───── Provided data

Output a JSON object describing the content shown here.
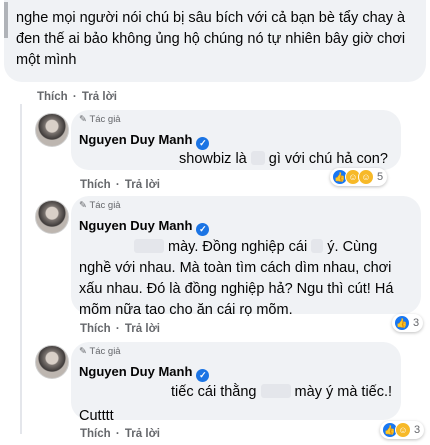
{
  "top_comment": {
    "text": "nghe mọi người nói chú bị sâu bích với cả bạn bè tẩy chay à đen thế ai bảo không ủng hộ chúng nó tự nhiên bây giờ chơi một mình",
    "like_label": "Thích",
    "reply_label": "Trả lời"
  },
  "replies": [
    {
      "author_tag": "Tác giả",
      "author_name": "Nguyen Duy Manh",
      "line1": "showbiz là",
      "line1b": "gì với chú hả con?",
      "like_label": "Thích",
      "reply_label": "Trả lời",
      "reaction_count": "5"
    },
    {
      "author_tag": "Tác giả",
      "author_name": "Nguyen Duy Manh",
      "line1a": "mày. Đồng nghiệp cái",
      "line1b": "ý. Cùng",
      "line2": "nghề với nhau. Mà toàn tìm cách dìm nhau, chơi",
      "line3": "xấu nhau. Đó là đồng nghiệp hả? Ngu thì cút! Há",
      "line4": "mõm nữa tao cho ăn cái rọ mõm.",
      "like_label": "Thích",
      "reply_label": "Trả lời",
      "reaction_count": "3"
    },
    {
      "author_tag": "Tác giả",
      "author_name": "Nguyen Duy Manh",
      "line1a": "tiếc cái thằng",
      "line1b": "mày ý mà tiếc.!",
      "line2": "Cutttt",
      "like_label": "Thích",
      "reply_label": "Trả lời",
      "reaction_count": "3"
    }
  ],
  "icons": {
    "author_badge": "pencil-icon",
    "verified": "verified-check-icon",
    "like": "like-reaction-icon",
    "haha": "haha-reaction-icon"
  },
  "colors": {
    "bubble": "#f0f2f5",
    "meta_text": "#65676b",
    "verified": "#1b74e4",
    "like": "#1877f2"
  }
}
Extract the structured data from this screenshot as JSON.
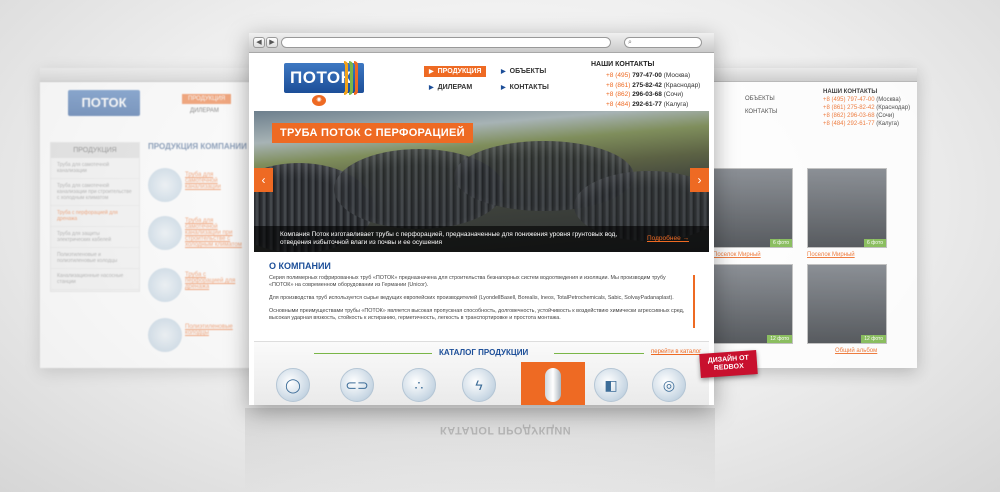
{
  "left_window": {
    "logo": "ПОТОК",
    "menu": [
      "ПРОДУКЦИЯ",
      "ДИЛЕРАМ"
    ],
    "sidebar_title": "ПРОДУКЦИЯ",
    "sidebar_items": [
      "Труба для самотечной канализации",
      "Труба для самотечной канализации при строительстве с холодным климатом",
      "Труба с перфорацией для дренажа",
      "Труба для защиты электрических кабелей",
      "Полиэтиленовые и полиэтиленовые колодцы",
      "Канализационные насосные станции"
    ],
    "heading": "ПРОДУКЦИЯ КОМПАНИИ ПОТОК",
    "products": [
      "Труба для самотечной канализации",
      "Труба для самотечной канализации при строительстве с холодным климатом",
      "Труба с перфорацией для дренажа",
      "Полиэтиленовые колодцы"
    ]
  },
  "right_window": {
    "menu": [
      "ОБЪЕКТЫ",
      "КОНТАКТЫ"
    ],
    "contacts_title": "НАШИ КОНТАКТЫ",
    "contacts": [
      {
        "phone": "+8 (495) 797-47-00",
        "city": "(Москва)"
      },
      {
        "phone": "+8 (861) 275-82-42",
        "city": "(Краснодар)"
      },
      {
        "phone": "+8 (862) 296-03-68",
        "city": "(Сочи)"
      },
      {
        "phone": "+8 (484) 292-61-77",
        "city": "(Калуга)"
      }
    ],
    "cards": [
      {
        "link": "Поселок Мирный",
        "tag": "6 фото"
      },
      {
        "link": "Поселок Мирный",
        "tag": "6 фото"
      },
      {
        "link": "",
        "tag": "12 фото"
      },
      {
        "link": "Общий альбом",
        "tag": "12 фото"
      }
    ]
  },
  "browser": {
    "nav_back": "◀",
    "nav_forward": "▶",
    "search_icon": "magnifier-icon"
  },
  "header": {
    "logo": "ПОТОК",
    "menu": {
      "products": "ПРОДУКЦИЯ",
      "objects": "ОБЪЕКТЫ",
      "dealers": "ДИЛЕРАМ",
      "contacts": "КОНТАКТЫ"
    },
    "contacts_title": "НАШИ КОНТАКТЫ",
    "contacts": [
      {
        "code": "+8 (495)",
        "number": "797-47-00",
        "city": "(Москва)"
      },
      {
        "code": "+8 (861)",
        "number": "275-82-42",
        "city": "(Краснодар)"
      },
      {
        "code": "+8 (862)",
        "number": "296-03-68",
        "city": "(Сочи)"
      },
      {
        "code": "+8 (484)",
        "number": "292-61-77",
        "city": "(Калуга)"
      }
    ]
  },
  "slider": {
    "title": "ТРУБА ПОТОК С ПЕРФОРАЦИЕЙ",
    "prev": "‹",
    "next": "›",
    "caption": "Компания Поток изготавливает трубы с перфорацией, предназначенные для понижения уровня грунтовых вод, отведения избыточной влаги из почвы и ее осушения",
    "more": "Подробнее →"
  },
  "about": {
    "title": "О КОМПАНИИ",
    "p1": "Серия полимерных гофрированных труб «ПОТОК» предназначена для строительства безнапорных систем водоотведения и изоляции. Мы производим трубу «ПОТОК» на современном оборудовании из Германии (Unicor).",
    "p2": "Для производства труб используется сырье ведущих европейских производителей (LyondellBasell, Borealis, Ineos, TotalPetrochemicals, Sabic, SolvayPadanaplast).",
    "p3": "Основными преимуществами трубы «ПОТОК» является высокая пропускная способность, долговечность, устойчивость к воздействию химически агрессивных сред, высокая ударная вязкость, стойкость к истиранию, герметичность, легкость в транспортировке и простота монтажа."
  },
  "catalog": {
    "title": "КАТАЛОГ ПРОДУКЦИИ",
    "link": "перейти в каталог",
    "icons": [
      "pipe-icon",
      "pipe-coupling-icon",
      "pipe-drops-icon",
      "cable-pipe-icon",
      "well-icon",
      "pump-station-icon",
      "tank-icon"
    ],
    "glyphs": [
      "◯",
      "⊂⊃",
      "∴",
      "ϟ",
      "▮",
      "◧",
      "◎"
    ]
  },
  "badge": {
    "line1": "ДИЗАЙН ОТ",
    "line2": "REDBOX"
  },
  "reflection": "КАТАЛОГ ПРОДУКЦИИ",
  "colors": {
    "accent": "#ee6a23",
    "brand": "#1c4e98",
    "green": "#7ab648",
    "badge": "#c8102e"
  }
}
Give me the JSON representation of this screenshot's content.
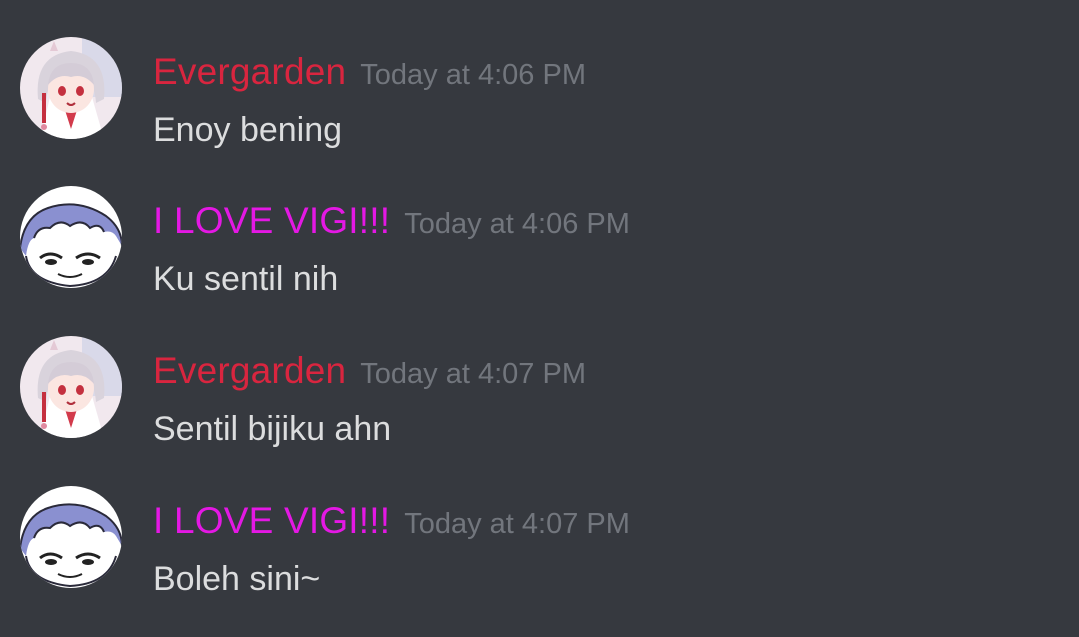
{
  "colors": {
    "background": "#36393f",
    "evergarden": "#d9253f",
    "vigi": "#e418e4",
    "timestamp": "#72767d",
    "message_text": "#dcddde"
  },
  "messages": [
    {
      "author": "Evergarden",
      "avatar_icon": "anime-girl-avatar-icon",
      "timestamp": "Today at 4:06 PM",
      "text": "Enoy bening"
    },
    {
      "author": "I LOVE VIGI!!!",
      "avatar_icon": "sketch-face-avatar-icon",
      "timestamp": "Today at 4:06 PM",
      "text": "Ku sentil nih"
    },
    {
      "author": "Evergarden",
      "avatar_icon": "anime-girl-avatar-icon",
      "timestamp": "Today at 4:07 PM",
      "text": "Sentil bijiku ahn"
    },
    {
      "author": "I LOVE VIGI!!!",
      "avatar_icon": "sketch-face-avatar-icon",
      "timestamp": "Today at 4:07 PM",
      "text": "Boleh sini~"
    }
  ]
}
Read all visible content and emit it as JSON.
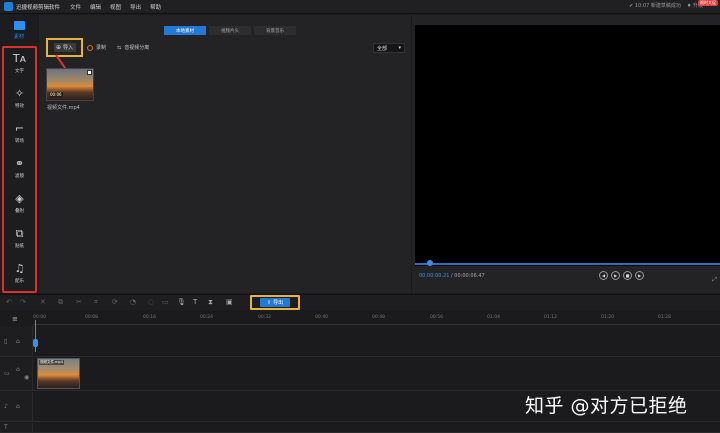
{
  "titlebar": {
    "app_title": "迅捷视频剪辑软件",
    "menu": [
      "文件",
      "编辑",
      "视图",
      "导出",
      "帮助"
    ],
    "status_text": "10:07 新建草稿成功",
    "badge": "限时大促",
    "upgrade": "升级"
  },
  "sidebar": {
    "top_label": "素材",
    "items": [
      {
        "label": "文字",
        "icon": "text-icon"
      },
      {
        "label": "特效",
        "icon": "sparkle-icon"
      },
      {
        "label": "转场",
        "icon": "transition-icon"
      },
      {
        "label": "滤镜",
        "icon": "filter-icon"
      },
      {
        "label": "叠附",
        "icon": "layers-icon"
      },
      {
        "label": "贴纸",
        "icon": "sticker-icon"
      },
      {
        "label": "配乐",
        "icon": "music-icon"
      }
    ]
  },
  "media": {
    "tabs": [
      "本地素材",
      "视频片头",
      "背景音乐"
    ],
    "import_label": "导入",
    "record_label": "录制",
    "split_label": "音视频分离",
    "filter_value": "全部",
    "thumb_duration": "00:06",
    "thumb_name": "视频文件.mp4"
  },
  "preview": {
    "current_time": "00:00:00.21",
    "total_time": "/ 00:00:06.47"
  },
  "toolbar": {
    "export_label": "导出"
  },
  "timeline": {
    "ticks": [
      "00:00",
      "00:08",
      "00:16",
      "00:24",
      "00:32",
      "00:40",
      "00:48",
      "00:56",
      "01:04",
      "01:12",
      "01:20",
      "01:28"
    ],
    "clip_name": "视频文件.mp4"
  },
  "watermark": "知乎 @对方已拒绝",
  "colors": {
    "accent": "#2379d6",
    "highlight": "#e3b441",
    "sidebar_border": "#d93030"
  }
}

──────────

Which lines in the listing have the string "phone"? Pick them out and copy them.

        "phone": "+8 (495) 797-47-00",
        "phone": "+8 (861) 275-82-42",
        "phone": "+8 (862) 296-03-68",
        "phone": "+8 (484) 292-61-77",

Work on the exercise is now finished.